Reciprocity is a principle that characterises research as a mutually beneficial exchange between researcher and participants who recognise each other as moral beings and enforce on each other adherence to an agreed upon set of moral norms.
In research, reflexivity refers to the researchers’ willingness to see knowledge as shaped by values, norms and situated practices of knowledge production, and to account for this in how they conduct and present themselves and their research.
Relationalities is a term used by new materialist scholars to signal the entanglements or web of relationships that constitute our being-becoming in the world.
Representations are the portrayals of particular encounters, events, situations, moments or people.

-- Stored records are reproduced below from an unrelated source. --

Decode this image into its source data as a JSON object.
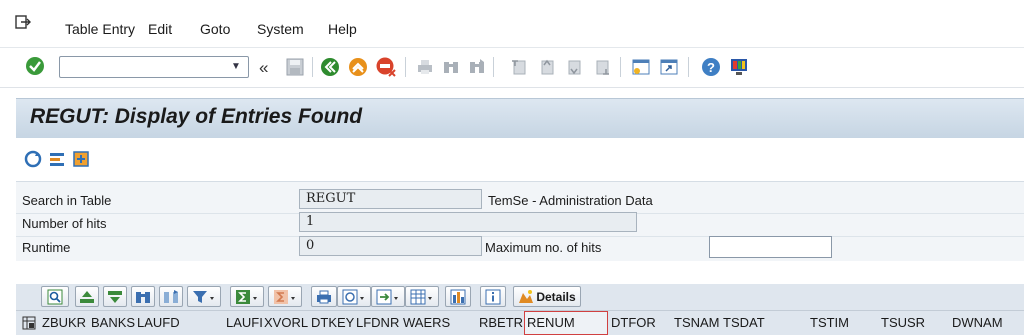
{
  "menu": {
    "items": [
      {
        "label": "Table Entry"
      },
      {
        "label": "Edit"
      },
      {
        "label": "Goto"
      },
      {
        "label": "System"
      },
      {
        "label": "Help"
      }
    ]
  },
  "toolbar": {
    "command_value": "",
    "back_label": "«"
  },
  "title": "REGUT: Display of Entries Found",
  "form": {
    "search_label": "Search in Table",
    "search_value": "REGUT",
    "search_desc": "TemSe - Administration Data",
    "hits_label": "Number of hits",
    "hits_value": "1",
    "runtime_label": "Runtime",
    "runtime_value": "0",
    "max_hits_label": "Maximum no. of hits",
    "max_hits_value": ""
  },
  "alv": {
    "details_label": "Details"
  },
  "columns": [
    "ZBUKR",
    "BANKS",
    "LAUFD",
    "LAUFI",
    "XVORL",
    "DTKEY",
    "LFDNR",
    "WAERS",
    "RBETR",
    "RENUM",
    "DTFOR",
    "TSNAM",
    "TSDAT",
    "TSTIM",
    "TSUSR",
    "DWNAM"
  ],
  "colors": {
    "ok_green": "#3a9a3a",
    "back_green": "#2e8b2e",
    "exit_orange": "#e8901a",
    "cancel_red": "#d9432b",
    "title_band": "#c6d5e3",
    "selection_border": "#d04040"
  }
}
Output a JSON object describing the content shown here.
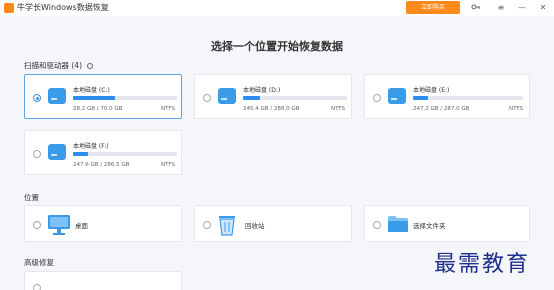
{
  "titlebar": {
    "title": "牛学长Windows数据恢复",
    "buy_label": "立即购买",
    "icons": [
      "key-icon",
      "settings-icon",
      "minimize-icon",
      "close-icon"
    ]
  },
  "heading": "选择一个位置开始恢复数据",
  "drives_section": {
    "label": "扫描和驱动器 (4)",
    "drives": [
      {
        "name": "本地磁盘 (C:)",
        "size": "28.2 GB / 70.0 GB",
        "fs": "NTFS",
        "used_fraction": 0.4,
        "selected": true
      },
      {
        "name": "本地磁盘 (D:)",
        "size": "245.4 GB / 288.0 GB",
        "fs": "NTFS",
        "used_fraction": 0.16,
        "selected": false
      },
      {
        "name": "本地磁盘 (E:)",
        "size": "247.2 GB / 287.0 GB",
        "fs": "NTFS",
        "used_fraction": 0.14,
        "selected": false
      },
      {
        "name": "本地磁盘 (F:)",
        "size": "247.6 GB / 286.5 GB",
        "fs": "NTFS",
        "used_fraction": 0.14,
        "selected": false
      }
    ]
  },
  "location_section": {
    "label": "位置",
    "items": [
      {
        "label": "桌面",
        "icon": "monitor-icon"
      },
      {
        "label": "回收站",
        "icon": "recycle-bin-icon"
      },
      {
        "label": "选择文件夹",
        "icon": "folder-icon"
      }
    ]
  },
  "advanced_section": {
    "label": "高级修复"
  },
  "watermark": "最需教育",
  "colors": {
    "accent": "#2d8cf0",
    "buy": "#ff8a1c",
    "selected_border": "#5aa6e8"
  }
}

Scientific method is understood here as a master narrative that is based on modernist, Enlightenment values of scientific neutrality and objectivity. It is closely associated with a popular (although inaccurate) view of how knowledge is produced the natural sciences. The scientific method is often positioned as the ‘gold standard’ and used to discipline forms of social inquiry, including those based on post-positivism. Unreflexive or zealous application of the scientific method leads to ‘scientism’: principles and practices developed in the natural sciences are applied in areas of inquiry where their application is inappropriate and detrimental.
Self-reflexivity is a way for researchers to question things that they might otherwise take for granted, such as choices and decisions they make during the research process.
Statement of Participation
A Statement of Participation demonstrates successful completion of an online module and your interest in the subject. It can be used to demonstrate your commitment to your ongoing continuing professional development. It does not usually carry any formal credit towards a qualification, because it is not subject to the same rigour as formal assessment.
When applied to the production of knowledge, uncertainty offers a way of:
Verisimilitude is used by qualitative, interpretive researchers to refer to the need for research to be ‘true to life’ by reflecting common-sense understandings of human experience.
Walking methodologies involve walking and talking with participants as they move through a landscape that is significant to them and make connections with their surroundings.